All of the data should be reproduced word for word, though its pictures must be omitted.

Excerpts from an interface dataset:
------------------------------
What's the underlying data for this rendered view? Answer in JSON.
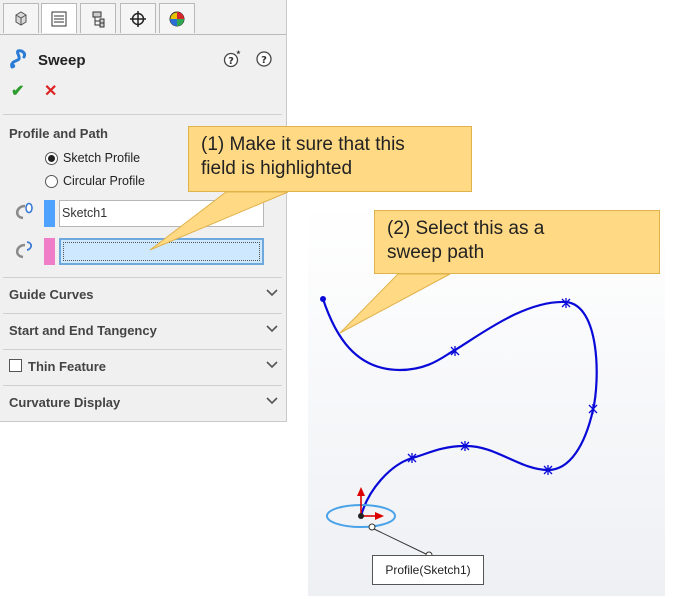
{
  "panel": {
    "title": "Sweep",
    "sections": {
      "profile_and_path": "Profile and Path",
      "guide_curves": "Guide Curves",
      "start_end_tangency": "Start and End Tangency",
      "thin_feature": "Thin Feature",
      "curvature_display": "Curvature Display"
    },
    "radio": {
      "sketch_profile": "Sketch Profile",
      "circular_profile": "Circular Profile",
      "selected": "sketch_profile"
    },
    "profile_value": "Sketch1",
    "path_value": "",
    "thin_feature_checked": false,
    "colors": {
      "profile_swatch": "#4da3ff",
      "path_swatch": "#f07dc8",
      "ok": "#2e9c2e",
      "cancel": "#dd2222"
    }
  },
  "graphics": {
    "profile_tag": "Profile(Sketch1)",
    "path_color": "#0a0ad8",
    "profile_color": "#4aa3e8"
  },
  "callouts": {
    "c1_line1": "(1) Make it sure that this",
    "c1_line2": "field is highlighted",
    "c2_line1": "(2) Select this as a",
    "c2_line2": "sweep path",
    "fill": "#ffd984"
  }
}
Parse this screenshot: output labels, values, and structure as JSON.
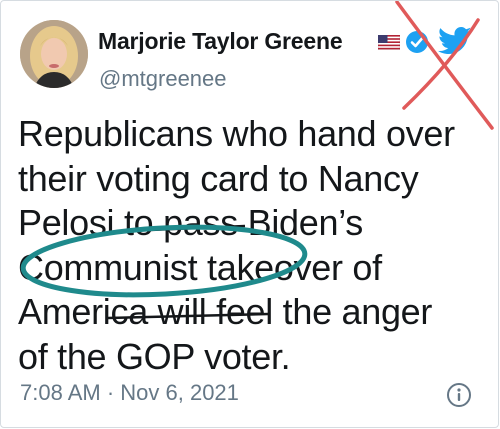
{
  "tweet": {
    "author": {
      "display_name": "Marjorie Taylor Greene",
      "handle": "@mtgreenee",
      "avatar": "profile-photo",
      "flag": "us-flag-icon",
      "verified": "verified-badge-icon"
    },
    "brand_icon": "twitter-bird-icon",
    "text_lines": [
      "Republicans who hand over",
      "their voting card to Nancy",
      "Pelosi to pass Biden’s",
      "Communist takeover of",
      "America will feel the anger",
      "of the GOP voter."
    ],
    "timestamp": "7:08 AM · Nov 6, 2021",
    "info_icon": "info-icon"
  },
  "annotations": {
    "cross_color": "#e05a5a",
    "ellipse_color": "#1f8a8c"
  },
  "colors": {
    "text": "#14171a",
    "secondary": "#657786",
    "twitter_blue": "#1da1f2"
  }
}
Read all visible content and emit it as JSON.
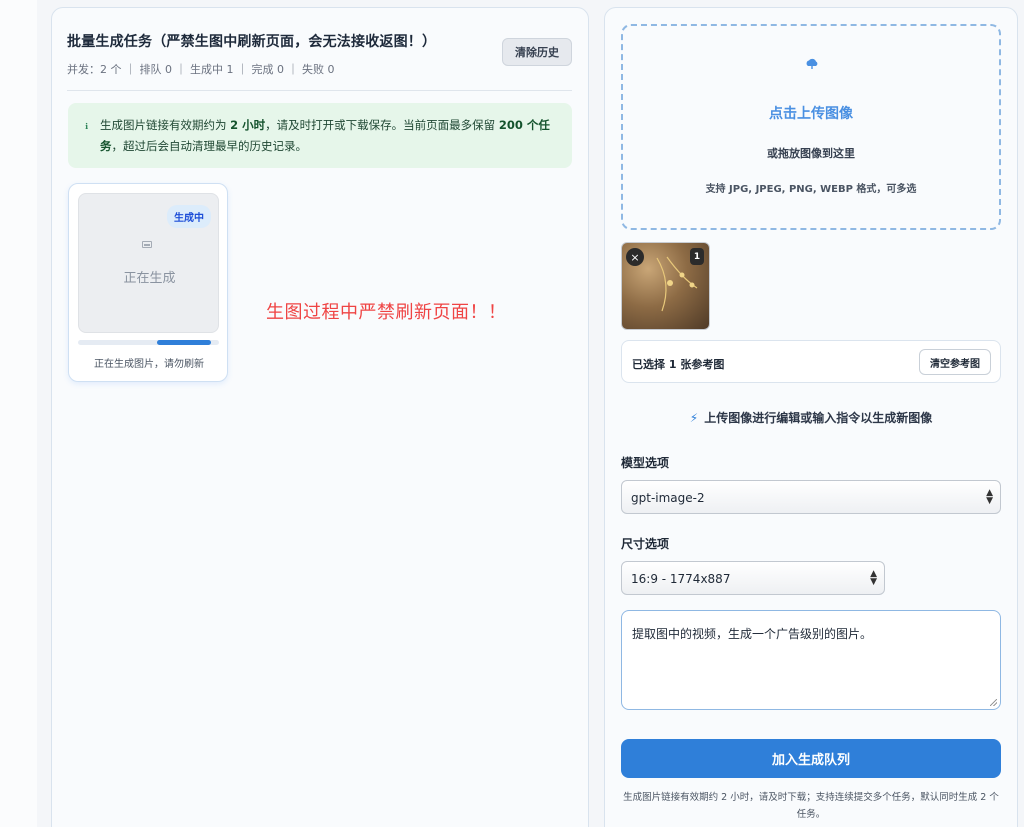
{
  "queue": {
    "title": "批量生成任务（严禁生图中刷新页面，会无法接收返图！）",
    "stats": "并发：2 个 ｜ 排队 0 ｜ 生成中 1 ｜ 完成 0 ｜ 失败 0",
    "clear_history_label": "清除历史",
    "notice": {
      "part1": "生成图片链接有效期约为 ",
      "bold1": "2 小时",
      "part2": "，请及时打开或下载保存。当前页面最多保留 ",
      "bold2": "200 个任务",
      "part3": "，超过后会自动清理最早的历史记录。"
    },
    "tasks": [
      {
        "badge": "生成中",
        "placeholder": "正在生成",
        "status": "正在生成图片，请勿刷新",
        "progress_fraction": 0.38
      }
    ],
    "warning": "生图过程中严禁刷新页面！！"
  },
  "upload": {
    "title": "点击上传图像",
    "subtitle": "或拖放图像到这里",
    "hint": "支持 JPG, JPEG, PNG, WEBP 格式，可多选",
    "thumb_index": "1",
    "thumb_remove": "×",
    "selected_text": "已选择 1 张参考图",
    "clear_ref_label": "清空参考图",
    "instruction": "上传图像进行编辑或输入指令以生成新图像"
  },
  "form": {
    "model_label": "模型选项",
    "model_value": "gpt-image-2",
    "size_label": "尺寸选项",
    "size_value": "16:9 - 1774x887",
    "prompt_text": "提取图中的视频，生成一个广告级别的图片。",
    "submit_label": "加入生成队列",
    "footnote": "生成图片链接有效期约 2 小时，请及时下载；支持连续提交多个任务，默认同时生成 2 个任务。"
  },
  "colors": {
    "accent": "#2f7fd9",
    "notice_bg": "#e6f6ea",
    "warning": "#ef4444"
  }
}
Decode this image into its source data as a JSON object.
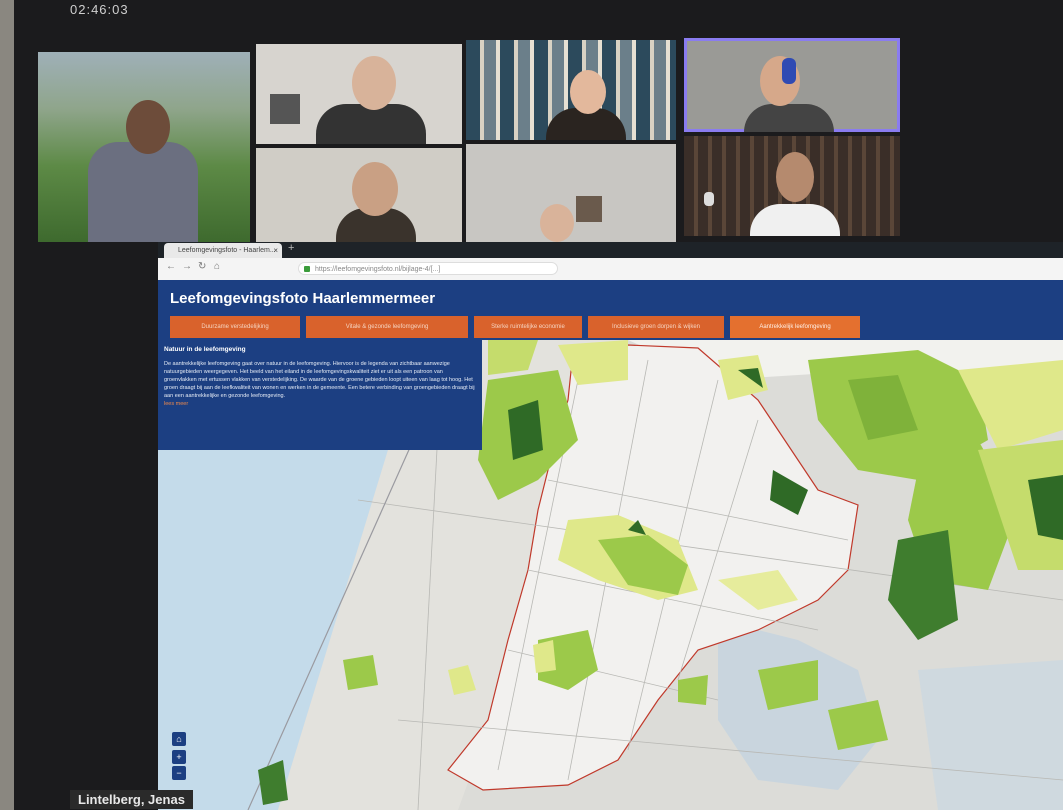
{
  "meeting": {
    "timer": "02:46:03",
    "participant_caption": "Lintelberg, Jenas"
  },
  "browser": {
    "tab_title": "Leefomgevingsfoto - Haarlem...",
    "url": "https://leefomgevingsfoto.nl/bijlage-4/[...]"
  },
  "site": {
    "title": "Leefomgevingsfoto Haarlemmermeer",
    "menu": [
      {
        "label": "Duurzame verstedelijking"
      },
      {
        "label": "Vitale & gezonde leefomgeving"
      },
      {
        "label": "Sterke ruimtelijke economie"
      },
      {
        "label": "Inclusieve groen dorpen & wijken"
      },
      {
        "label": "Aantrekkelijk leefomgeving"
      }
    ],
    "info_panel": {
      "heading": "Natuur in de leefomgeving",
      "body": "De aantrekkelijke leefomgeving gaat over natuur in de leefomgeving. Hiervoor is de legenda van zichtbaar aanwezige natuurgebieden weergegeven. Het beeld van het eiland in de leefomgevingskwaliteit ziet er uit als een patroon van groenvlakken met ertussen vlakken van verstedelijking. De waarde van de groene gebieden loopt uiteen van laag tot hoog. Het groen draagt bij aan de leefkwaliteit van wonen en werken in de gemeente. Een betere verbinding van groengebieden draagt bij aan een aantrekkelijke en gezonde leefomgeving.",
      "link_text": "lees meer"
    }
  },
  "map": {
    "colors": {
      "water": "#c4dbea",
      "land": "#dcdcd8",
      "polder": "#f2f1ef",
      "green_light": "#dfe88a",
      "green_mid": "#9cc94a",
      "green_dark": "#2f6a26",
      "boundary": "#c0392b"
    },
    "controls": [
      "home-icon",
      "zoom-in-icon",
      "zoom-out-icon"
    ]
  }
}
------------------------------
Answer section:
What's the underlying data for this rendered view? Answer in JSON.
{
  "panel": {
    "title": "Sweep",
    "sections": {
      "profile_and_path": "Profile and Path",
      "guide_curves": "Guide Curves",
      "start_end_tangency": "Start and End Tangency",
      "thin_feature": "Thin Feature",
      "curvature_display": "Curvature Display"
    },
    "radio": {
      "sketch_profile": "Sketch Profile",
      "circular_profile": "Circular Profile",
      "selected": "sketch_profile"
    },
    "profile_value": "Sketch1",
    "path_value": "",
    "thin_feature_checked": false,
    "colors": {
      "profile_swatch": "#4da3ff",
      "path_swatch": "#f07dc8",
      "ok": "#2e9c2e",
      "cancel": "#dd2222"
    }
  },
  "graphics": {
    "profile_tag": "Profile(Sketch1)",
    "path_color": "#0a0ad8",
    "profile_color": "#4aa3e8"
  },
  "callouts": {
    "c1_line1": "(1) Make it sure that this",
    "c1_line2": "field is highlighted",
    "c2_line1": "(2) Select this as a",
    "c2_line2": "sweep path",
    "fill": "#ffd984"
  }
}
Parse this screenshot: output labels, values, and structure as JSON.
{
  "tweet": {
    "author": {
      "display_name": "Marjorie Taylor Greene",
      "handle": "@mtgreenee",
      "avatar": "profile-photo",
      "flag": "us-flag-icon",
      "verified": "verified-badge-icon"
    },
    "brand_icon": "twitter-bird-icon",
    "text_lines": [
      "Republicans who hand over",
      "their voting card to Nancy",
      "Pelosi to pass Biden’s",
      "Communist takeover of",
      "America will feel the anger",
      "of the GOP voter."
    ],
    "timestamp": "7:08 AM · Nov 6, 2021",
    "info_icon": "info-icon"
  },
  "annotations": {
    "cross_color": "#e05a5a",
    "ellipse_color": "#1f8a8c"
  },
  "colors": {
    "text": "#14171a",
    "secondary": "#657786",
    "twitter_blue": "#1da1f2"
  }
}
Read all visible content and emit it as JSON.
{
  "queue": {
    "title": "批量生成任务（严禁生图中刷新页面，会无法接收返图！）",
    "stats": "并发：2 个 ｜ 排队 0 ｜ 生成中 1 ｜ 完成 0 ｜ 失败 0",
    "clear_history_label": "清除历史",
    "notice": {
      "part1": "生成图片链接有效期约为 ",
      "bold1": "2 小时",
      "part2": "，请及时打开或下载保存。当前页面最多保留 ",
      "bold2": "200 个任务",
      "part3": "，超过后会自动清理最早的历史记录。"
    },
    "tasks": [
      {
        "badge": "生成中",
        "placeholder": "正在生成",
        "status": "正在生成图片，请勿刷新",
        "progress_fraction": 0.38
      }
    ],
    "warning": "生图过程中严禁刷新页面！！"
  },
  "upload": {
    "title": "点击上传图像",
    "subtitle": "或拖放图像到这里",
    "hint": "支持 JPG, JPEG, PNG, WEBP 格式，可多选",
    "thumb_index": "1",
    "thumb_remove": "×",
    "selected_text": "已选择 1 张参考图",
    "clear_ref_label": "清空参考图",
    "instruction": "上传图像进行编辑或输入指令以生成新图像"
  },
  "form": {
    "model_label": "模型选项",
    "model_value": "gpt-image-2",
    "size_label": "尺寸选项",
    "size_value": "16:9 - 1774x887",
    "prompt_text": "提取图中的视频，生成一个广告级别的图片。",
    "submit_label": "加入生成队列",
    "footnote": "生成图片链接有效期约 2 小时，请及时下载；支持连续提交多个任务，默认同时生成 2 个任务。"
  },
  "colors": {
    "accent": "#2f7fd9",
    "notice_bg": "#e6f6ea",
    "warning": "#ef4444"
  }
}
Decode this image into its source data as a JSON object.
{
  "meeting": {
    "timer": "02:46:03",
    "participant_caption": "Lintelberg, Jenas"
  },
  "browser": {
    "tab_title": "Leefomgevingsfoto - Haarlem...",
    "url": "https://leefomgevingsfoto.nl/bijlage-4/[...]"
  },
  "site": {
    "title": "Leefomgevingsfoto Haarlemmermeer",
    "menu": [
      {
        "label": "Duurzame verstedelijking"
      },
      {
        "label": "Vitale & gezonde leefomgeving"
      },
      {
        "label": "Sterke ruimtelijke economie"
      },
      {
        "label": "Inclusieve groen dorpen & wijken"
      },
      {
        "label": "Aantrekkelijk leefomgeving"
      }
    ],
    "info_panel": {
      "heading": "Natuur in de leefomgeving",
      "body": "De aantrekkelijke leefomgeving gaat over natuur in de leefomgeving. Hiervoor is de legenda van zichtbaar aanwezige natuurgebieden weergegeven. Het beeld van het eiland in de leefomgevingskwaliteit ziet er uit als een patroon van groenvlakken met ertussen vlakken van verstedelijking. De waarde van de groene gebieden loopt uiteen van laag tot hoog. Het groen draagt bij aan de leefkwaliteit van wonen en werken in de gemeente. Een betere verbinding van groengebieden draagt bij aan een aantrekkelijke en gezonde leefomgeving.",
      "link_text": "lees meer"
    }
  },
  "map": {
    "colors": {
      "water": "#c4dbea",
      "land": "#dcdcd8",
      "polder": "#f2f1ef",
      "green_light": "#dfe88a",
      "green_mid": "#9cc94a",
      "green_dark": "#2f6a26",
      "boundary": "#c0392b"
    },
    "controls": [
      "home-icon",
      "zoom-in-icon",
      "zoom-out-icon"
    ]
  }
}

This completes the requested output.